What the task requires: Below is a set of entries; give all of them again exactly.

[Website and app data records]
....................

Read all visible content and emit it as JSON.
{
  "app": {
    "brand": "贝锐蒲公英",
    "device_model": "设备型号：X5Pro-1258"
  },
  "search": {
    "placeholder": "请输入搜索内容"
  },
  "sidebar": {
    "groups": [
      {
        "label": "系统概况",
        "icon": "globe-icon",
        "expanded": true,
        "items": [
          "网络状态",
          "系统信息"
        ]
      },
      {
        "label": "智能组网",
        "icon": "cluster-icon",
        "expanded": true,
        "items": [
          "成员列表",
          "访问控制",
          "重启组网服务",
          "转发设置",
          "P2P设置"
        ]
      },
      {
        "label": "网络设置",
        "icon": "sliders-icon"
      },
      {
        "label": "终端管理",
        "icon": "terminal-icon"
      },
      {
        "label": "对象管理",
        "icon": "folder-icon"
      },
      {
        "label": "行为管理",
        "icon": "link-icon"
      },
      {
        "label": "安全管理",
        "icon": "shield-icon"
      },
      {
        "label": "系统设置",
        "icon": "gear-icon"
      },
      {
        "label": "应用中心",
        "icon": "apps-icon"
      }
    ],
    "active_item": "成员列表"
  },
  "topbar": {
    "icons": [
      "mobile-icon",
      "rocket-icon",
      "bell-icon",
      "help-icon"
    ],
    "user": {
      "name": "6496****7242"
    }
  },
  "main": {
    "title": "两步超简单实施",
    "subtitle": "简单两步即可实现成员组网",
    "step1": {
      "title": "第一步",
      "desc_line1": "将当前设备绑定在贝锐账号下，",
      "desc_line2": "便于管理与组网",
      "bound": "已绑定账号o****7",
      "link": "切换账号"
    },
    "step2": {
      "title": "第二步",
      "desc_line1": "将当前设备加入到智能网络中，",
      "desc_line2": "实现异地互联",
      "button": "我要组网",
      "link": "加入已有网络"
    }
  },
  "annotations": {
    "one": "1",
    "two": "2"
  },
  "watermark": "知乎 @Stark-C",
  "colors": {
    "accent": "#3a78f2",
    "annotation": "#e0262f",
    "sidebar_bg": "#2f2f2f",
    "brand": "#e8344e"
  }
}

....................

Result for this exercise:
Read all visible content and emit it as JSON.
{
  "app": {
    "brand": "贝锐蒲公英",
    "device_model": "设备型号：X5Pro-1258"
  },
  "search": {
    "placeholder": "请输入搜索内容"
  },
  "sidebar": {
    "groups": [
      {
        "label": "系统概况",
        "icon": "globe-icon",
        "expanded": true,
        "items": [
          "网络状态",
          "系统信息"
        ]
      },
      {
        "label": "智能组网",
        "icon": "cluster-icon",
        "expanded": true,
        "items": [
          "成员列表",
          "访问控制",
          "重启组网服务",
          "转发设置",
          "P2P设置"
        ]
      },
      {
        "label": "网络设置",
        "icon": "sliders-icon"
      },
      {
        "label": "终端管理",
        "icon": "terminal-icon"
      },
      {
        "label": "对象管理",
        "icon": "folder-icon"
      },
      {
        "label": "行为管理",
        "icon": "link-icon"
      },
      {
        "label": "安全管理",
        "icon": "shield-icon"
      },
      {
        "label": "系统设置",
        "icon": "gear-icon"
      },
      {
        "label": "应用中心",
        "icon": "apps-icon"
      }
    ],
    "active_item": "成员列表"
  },
  "topbar": {
    "icons": [
      "mobile-icon",
      "rocket-icon",
      "bell-icon",
      "help-icon"
    ],
    "user": {
      "name": "6496****7242"
    }
  },
  "main": {
    "title": "两步超简单实施",
    "subtitle": "简单两步即可实现成员组网",
    "step1": {
      "title": "第一步",
      "desc_line1": "将当前设备绑定在贝锐账号下，",
      "desc_line2": "便于管理与组网",
      "bound": "已绑定账号o****7",
      "link": "切换账号"
    },
    "step2": {
      "title": "第二步",
      "desc_line1": "将当前设备加入到智能网络中，",
      "desc_line2": "实现异地互联",
      "button": "我要组网",
      "link": "加入已有网络"
    }
  },
  "annotations": {
    "one": "1",
    "two": "2"
  },
  "watermark": "知乎 @Stark-C",
  "colors": {
    "accent": "#3a78f2",
    "annotation": "#e0262f",
    "sidebar_bg": "#2f2f2f",
    "brand": "#e8344e"
  }
}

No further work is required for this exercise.